Amidst rising mental health concerns for Pennsylvania youths, Independence Health System is bringing back an annual children’s mental health education event for therapists and other care providers for the first time since the start of the pandemic.
The Children’s Mental Health Symposium, scheduled at Latrobe Hospital on Oct. 5, will provide free continuing education training for mental health providers across the region. It will be held from 9 a.m. to 5 p.m.
Speakers will discuss the best ways to help children experiencing mental health problems or abuse, and give advice to care providers on how to care for their own mental health in an environment of rising burnout.
The event was spearheaded 12 years ago by outpatient behavioral health therapist Marcie Stover-Jividen. It was last held in 2019, before the advent of covid-19.
Past iterations of the event have focused on other specific facets of youth mental health care, including trauma, ADHD medication, play therapy, and eating disorders.
Stover-Jividen says the continuing education event is a chance for local therapists and mental health professionals to gather and compare ways to support children dealing with increasing struggles. She is a school-based therapist with the Greater Latrobe and Mt. Pleasant Area school districts. The event is being held in conjunction with the National Association of Social Workers’ Pennsylvania Chapter.
“Children’s mental health is quite different from the adult world, so we have unique things we need to learn,” she said. “We have an ethical mandate to have the latest information, (and) we have a moral desire to do the best work for these young people. We want them to be mentally well, physically well, and emotionally well.”
Mental health issues have been on the rise for children in Pennsylvania and nationwide since the start of the pandemic. The Pennsylvania Attorney General’s Office released a Special Report on Student Mental Health in 2022, which found that more than 70% of the tips to the state’s Safe2Say Something student anonymous reporting system since 2019 have focused on difficulties with mental health or bullying.
A recent CDC study found that in 2021, nationwide, 15% of children 5- to 17-years-old had received mental health treatment of some sort in the past year.
Anecdotally, Stover-Jividen says therapists and other providers are extremely busy. They have seen a tidal wave of students in need of mental health help.
“We always say that all of the young people we are serving are more of what they were prior to covid,” she said. “A lot them came to us traumatized initially, and covid was another kind of trauma. We have this shared trauma of covid, and we are also still just trying to stay afloat.”

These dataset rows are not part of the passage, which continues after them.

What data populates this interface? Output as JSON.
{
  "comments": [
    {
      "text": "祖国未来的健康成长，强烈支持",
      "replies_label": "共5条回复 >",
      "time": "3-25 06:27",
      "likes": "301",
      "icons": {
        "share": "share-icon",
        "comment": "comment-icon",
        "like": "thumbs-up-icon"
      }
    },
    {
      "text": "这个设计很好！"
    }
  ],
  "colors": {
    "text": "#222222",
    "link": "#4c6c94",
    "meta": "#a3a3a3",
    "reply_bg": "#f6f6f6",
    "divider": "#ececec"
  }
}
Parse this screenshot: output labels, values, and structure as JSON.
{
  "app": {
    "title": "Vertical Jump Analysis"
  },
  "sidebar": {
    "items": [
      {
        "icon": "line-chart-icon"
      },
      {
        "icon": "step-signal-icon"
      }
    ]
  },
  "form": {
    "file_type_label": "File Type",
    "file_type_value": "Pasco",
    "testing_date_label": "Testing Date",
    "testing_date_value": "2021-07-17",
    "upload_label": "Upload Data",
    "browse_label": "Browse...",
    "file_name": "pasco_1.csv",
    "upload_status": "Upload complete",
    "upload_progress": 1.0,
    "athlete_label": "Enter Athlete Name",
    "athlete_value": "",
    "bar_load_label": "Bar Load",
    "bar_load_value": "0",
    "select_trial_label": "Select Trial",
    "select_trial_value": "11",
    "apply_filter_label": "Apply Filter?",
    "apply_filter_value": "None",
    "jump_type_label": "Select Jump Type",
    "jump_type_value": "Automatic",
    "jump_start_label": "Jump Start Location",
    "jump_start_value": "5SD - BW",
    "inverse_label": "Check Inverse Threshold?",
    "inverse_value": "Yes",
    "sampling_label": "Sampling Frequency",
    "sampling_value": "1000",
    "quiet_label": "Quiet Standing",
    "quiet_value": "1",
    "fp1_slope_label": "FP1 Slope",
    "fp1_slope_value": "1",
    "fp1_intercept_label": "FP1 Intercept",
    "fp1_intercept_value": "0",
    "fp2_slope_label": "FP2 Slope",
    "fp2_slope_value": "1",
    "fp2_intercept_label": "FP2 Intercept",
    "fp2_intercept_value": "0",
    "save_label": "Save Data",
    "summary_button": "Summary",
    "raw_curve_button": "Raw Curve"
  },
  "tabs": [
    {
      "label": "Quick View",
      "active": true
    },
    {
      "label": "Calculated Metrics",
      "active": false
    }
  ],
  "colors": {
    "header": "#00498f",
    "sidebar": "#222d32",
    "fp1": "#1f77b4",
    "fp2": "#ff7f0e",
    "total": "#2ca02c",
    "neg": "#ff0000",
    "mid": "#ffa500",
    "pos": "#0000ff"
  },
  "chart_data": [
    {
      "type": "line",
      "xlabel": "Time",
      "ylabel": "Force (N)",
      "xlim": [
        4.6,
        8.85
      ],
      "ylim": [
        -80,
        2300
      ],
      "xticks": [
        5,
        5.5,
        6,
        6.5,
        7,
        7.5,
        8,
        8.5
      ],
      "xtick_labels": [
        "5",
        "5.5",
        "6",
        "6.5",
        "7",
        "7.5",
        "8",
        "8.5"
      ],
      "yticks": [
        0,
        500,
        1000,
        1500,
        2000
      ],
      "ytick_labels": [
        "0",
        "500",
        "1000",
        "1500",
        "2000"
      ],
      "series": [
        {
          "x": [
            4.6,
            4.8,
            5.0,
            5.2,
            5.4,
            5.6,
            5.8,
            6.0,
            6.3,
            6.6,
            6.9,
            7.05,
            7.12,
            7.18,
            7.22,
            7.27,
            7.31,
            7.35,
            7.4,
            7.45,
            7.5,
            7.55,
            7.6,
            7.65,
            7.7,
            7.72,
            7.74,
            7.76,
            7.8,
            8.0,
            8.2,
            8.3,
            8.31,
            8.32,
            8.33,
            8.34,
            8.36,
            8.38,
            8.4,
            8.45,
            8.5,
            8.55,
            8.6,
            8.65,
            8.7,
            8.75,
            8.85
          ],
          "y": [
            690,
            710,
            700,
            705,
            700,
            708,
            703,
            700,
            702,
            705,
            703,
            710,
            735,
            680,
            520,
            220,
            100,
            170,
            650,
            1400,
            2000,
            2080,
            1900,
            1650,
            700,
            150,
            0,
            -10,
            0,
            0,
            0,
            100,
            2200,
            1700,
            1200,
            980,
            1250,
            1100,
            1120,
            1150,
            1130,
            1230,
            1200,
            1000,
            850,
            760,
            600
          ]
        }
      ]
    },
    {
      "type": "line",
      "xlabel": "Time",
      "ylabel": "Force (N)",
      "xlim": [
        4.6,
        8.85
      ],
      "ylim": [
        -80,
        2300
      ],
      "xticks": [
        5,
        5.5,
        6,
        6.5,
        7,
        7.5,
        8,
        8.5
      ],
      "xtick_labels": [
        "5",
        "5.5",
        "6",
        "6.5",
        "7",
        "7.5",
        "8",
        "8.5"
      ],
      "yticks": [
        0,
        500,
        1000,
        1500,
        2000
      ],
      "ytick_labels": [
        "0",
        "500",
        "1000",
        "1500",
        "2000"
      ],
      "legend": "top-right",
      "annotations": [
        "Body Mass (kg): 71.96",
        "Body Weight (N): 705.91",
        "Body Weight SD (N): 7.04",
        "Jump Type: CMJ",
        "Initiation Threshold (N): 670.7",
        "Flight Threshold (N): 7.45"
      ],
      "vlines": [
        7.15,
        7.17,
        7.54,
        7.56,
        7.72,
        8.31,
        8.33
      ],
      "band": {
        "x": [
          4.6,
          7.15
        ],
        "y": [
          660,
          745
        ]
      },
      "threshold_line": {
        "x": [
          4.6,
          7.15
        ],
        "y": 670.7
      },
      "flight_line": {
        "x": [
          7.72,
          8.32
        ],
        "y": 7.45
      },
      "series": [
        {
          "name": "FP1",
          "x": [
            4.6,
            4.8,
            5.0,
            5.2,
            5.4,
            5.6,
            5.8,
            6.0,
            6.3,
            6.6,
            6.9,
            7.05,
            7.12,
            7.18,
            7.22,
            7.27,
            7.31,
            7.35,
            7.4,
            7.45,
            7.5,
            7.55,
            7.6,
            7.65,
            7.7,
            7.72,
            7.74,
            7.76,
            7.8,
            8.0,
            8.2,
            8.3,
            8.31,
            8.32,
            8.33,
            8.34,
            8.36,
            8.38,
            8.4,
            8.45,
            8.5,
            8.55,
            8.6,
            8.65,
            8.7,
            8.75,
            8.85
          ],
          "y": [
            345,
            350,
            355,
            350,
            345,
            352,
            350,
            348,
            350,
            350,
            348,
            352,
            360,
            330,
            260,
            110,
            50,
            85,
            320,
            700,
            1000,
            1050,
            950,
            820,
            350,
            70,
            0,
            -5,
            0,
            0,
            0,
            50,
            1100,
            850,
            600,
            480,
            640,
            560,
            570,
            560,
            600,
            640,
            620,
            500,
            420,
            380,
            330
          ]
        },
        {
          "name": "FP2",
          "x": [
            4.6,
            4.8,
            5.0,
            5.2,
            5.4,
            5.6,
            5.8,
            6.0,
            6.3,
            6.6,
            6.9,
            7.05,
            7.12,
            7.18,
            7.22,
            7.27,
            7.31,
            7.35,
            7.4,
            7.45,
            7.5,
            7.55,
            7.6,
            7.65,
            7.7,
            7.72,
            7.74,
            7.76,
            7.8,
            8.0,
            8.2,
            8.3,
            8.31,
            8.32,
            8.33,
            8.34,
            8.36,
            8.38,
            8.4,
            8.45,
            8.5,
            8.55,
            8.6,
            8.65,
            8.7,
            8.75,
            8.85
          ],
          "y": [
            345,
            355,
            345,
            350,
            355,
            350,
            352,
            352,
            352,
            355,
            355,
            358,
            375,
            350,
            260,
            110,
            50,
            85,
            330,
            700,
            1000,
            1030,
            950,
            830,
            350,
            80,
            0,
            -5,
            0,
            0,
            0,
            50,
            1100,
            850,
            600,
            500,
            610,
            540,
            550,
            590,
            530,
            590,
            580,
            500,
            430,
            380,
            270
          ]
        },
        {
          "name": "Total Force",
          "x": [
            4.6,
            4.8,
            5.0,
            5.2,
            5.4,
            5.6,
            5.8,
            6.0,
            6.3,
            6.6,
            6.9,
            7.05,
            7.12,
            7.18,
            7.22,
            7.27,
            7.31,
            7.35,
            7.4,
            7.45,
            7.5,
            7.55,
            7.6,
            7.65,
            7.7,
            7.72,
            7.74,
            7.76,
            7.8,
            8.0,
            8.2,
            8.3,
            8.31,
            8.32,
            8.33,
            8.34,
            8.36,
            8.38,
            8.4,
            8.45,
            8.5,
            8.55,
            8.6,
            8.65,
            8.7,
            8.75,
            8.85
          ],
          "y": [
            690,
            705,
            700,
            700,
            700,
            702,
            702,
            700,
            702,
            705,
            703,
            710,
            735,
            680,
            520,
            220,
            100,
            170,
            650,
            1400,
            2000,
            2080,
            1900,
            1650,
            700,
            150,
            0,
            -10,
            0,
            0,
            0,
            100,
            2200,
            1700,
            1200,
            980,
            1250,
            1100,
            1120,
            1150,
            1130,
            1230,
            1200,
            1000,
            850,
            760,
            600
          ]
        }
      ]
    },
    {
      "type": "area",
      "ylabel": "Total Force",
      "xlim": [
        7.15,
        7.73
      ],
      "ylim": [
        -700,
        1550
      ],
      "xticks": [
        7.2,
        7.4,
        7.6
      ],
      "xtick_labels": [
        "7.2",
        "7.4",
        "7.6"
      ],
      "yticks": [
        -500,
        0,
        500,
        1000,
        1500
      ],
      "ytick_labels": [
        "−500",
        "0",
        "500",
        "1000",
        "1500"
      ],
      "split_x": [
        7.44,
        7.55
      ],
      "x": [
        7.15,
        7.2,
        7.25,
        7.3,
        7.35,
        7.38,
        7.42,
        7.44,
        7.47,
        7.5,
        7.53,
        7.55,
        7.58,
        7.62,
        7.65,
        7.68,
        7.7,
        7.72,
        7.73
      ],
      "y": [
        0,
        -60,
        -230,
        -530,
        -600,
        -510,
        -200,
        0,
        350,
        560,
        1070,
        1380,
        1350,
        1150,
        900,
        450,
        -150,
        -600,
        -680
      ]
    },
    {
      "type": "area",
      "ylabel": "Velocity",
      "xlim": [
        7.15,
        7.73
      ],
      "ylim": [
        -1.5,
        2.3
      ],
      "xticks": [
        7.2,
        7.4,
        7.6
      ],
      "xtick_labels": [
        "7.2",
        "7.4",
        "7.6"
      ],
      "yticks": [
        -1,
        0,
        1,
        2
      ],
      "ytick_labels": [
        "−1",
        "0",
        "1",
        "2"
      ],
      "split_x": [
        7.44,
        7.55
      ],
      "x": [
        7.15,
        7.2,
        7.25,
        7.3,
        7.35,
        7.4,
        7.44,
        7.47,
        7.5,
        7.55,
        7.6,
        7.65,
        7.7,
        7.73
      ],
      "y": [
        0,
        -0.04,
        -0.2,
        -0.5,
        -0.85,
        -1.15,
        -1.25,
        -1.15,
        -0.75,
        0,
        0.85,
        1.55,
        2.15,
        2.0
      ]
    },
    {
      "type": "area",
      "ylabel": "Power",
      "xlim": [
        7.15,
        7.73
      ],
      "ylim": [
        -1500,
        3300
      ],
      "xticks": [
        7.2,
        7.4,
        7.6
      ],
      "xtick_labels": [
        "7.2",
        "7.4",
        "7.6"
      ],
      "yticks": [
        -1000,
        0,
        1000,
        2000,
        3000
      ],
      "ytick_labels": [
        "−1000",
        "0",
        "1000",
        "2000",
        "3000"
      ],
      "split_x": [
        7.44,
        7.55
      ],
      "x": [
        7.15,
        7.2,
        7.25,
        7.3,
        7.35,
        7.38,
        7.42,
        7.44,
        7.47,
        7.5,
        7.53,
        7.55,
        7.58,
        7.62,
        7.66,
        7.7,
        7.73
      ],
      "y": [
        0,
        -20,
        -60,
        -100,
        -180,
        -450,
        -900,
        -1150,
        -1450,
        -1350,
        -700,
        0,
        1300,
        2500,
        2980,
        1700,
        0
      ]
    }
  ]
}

Topics of discussion
Lorin Zimmerman, an outpatient therapist at Latrobe Hospital Outpatient Behavioral Health, will speak about how mental health care providers can stay on top of their own self-care.
“Therapists are feeling a lot of burnout and mental health is currently a very utilized service,” said Stover-Jividen. “We’re feeling the difficulty of helping these children on the other side of this covid situation, (who are) much less well than they were going into it.”
Haley Brothers of Westmoreland County Behavioral Health and Developmental Services will speak about handling care for youths with a higher level of need. Mark Nuzzo of Pennsylvania Family Support Alliance will present on mandated reporter training, and on how mandated reporters can respond when a child tells them that they have been abused.
“When a child or an adolescent does disclose abuse to a therapist or a medical professional, there’s a certain style in how we are expected to respond — how we ask the next question in the moment with a child,” Stover-Jividen said.
Alongside its educational value, Stover-Jividen said, the symposium helps build community among the upwards of 50 local therapists scheduled to attend.
“It allows us a day to learn from each other, support each other, and look around and say we aren’t islands doing this work alone,” she said. “Vicarious trauma is a real problem, and part of that is that loneliness, feeling like I’m the only person in these murky waters. And you’re not.”
From Pittsburgh Tribune-Review, September 29, 2023